This is the best place to find the latest information about our reservoirs. We’ll let you know how the British weather affects reservoir levels and how this may impact your journey on our canals and rivers.
Water is a valuable resource and it’s important that we make the most of what we have. By monitoring the levels in our reservoirs we can plan for the future and minimise disruption to the canals in times of drought.
We monitor the water levels in every one of our reservoirs on a weekly basis. Each reservoir has gauge boards, which are read by waterway operatives and then entered into our central database. The water level is converted into a reservoir holding, which can tell us how full the reservoir is (in percentage terms).

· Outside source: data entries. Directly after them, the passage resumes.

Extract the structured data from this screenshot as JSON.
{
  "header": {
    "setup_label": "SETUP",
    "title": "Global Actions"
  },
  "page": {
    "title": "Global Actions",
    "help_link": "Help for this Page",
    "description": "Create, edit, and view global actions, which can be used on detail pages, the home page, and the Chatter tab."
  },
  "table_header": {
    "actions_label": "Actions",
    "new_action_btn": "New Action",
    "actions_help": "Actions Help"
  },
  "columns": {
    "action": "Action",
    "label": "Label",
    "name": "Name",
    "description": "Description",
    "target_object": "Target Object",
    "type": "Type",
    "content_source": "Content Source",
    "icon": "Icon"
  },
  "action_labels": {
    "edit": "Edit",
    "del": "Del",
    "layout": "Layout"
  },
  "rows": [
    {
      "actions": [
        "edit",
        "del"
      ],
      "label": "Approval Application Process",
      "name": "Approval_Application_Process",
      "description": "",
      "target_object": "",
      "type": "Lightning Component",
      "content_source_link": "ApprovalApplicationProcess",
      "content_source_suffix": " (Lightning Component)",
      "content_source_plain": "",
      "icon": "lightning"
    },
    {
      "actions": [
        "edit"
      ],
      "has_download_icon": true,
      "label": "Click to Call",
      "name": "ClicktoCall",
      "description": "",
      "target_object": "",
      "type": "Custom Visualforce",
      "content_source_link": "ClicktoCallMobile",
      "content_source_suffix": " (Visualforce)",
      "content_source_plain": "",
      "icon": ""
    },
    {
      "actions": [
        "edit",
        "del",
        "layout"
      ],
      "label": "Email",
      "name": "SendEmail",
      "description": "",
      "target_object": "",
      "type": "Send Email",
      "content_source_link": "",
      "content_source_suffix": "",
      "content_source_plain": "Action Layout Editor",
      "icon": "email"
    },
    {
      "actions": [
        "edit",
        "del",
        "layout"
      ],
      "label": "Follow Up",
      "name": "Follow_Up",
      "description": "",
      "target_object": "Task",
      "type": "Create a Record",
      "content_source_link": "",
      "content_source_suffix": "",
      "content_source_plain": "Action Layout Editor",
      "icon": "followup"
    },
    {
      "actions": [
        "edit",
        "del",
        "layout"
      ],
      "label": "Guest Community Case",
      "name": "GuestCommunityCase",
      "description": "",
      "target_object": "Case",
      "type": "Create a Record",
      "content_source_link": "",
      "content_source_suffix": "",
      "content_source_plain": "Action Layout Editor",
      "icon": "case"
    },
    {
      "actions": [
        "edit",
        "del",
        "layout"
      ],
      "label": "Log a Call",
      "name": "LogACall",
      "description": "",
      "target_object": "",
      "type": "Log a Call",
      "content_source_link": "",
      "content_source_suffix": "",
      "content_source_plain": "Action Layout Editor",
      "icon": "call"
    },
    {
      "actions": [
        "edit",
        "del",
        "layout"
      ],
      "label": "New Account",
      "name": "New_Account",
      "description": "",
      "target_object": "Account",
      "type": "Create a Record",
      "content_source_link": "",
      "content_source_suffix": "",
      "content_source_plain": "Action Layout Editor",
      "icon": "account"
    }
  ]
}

Adam Comerford, our national hydrology manager explains: "By monitoring on the same day every week, throughout the year, we can calculate the change from one week to the next, and this helps us to understand how much water has gone into or out of a reservoir.
We use the reservoir holding information to manage our water resources, deciding which reservoir(s) to use to feed the canal at different periods in the boating season and whether to use alternative resources, such as pumps, to supplement the reservoir water. Our records show reservoir levels for every week going back over many years, so we can compare the current situation against historical years, including drought periods."
Previous versions of Reservoir Watch. The past 12 months are below:
- May 2021 Reservoir Watch
- April 2021 Reservoir Watch
- March 2021 Reservoir Watch
- February 2021 Reservoir Watch
- January 2021 Reservoir Watch
- December 2020 Reservoir Watch
- November 2020 Reservoir Watch
- October 2020 Reservoir Watch
- September 2020 Reservoir Watch
- August 2020 Reservoir Watch
- July 2020 Reservoir Watch
- June 2020 Reservoir Watch
- May 2020 Reservoir Watch
- April 2020 Reservoir Watch
Last date edited: 25 June 2021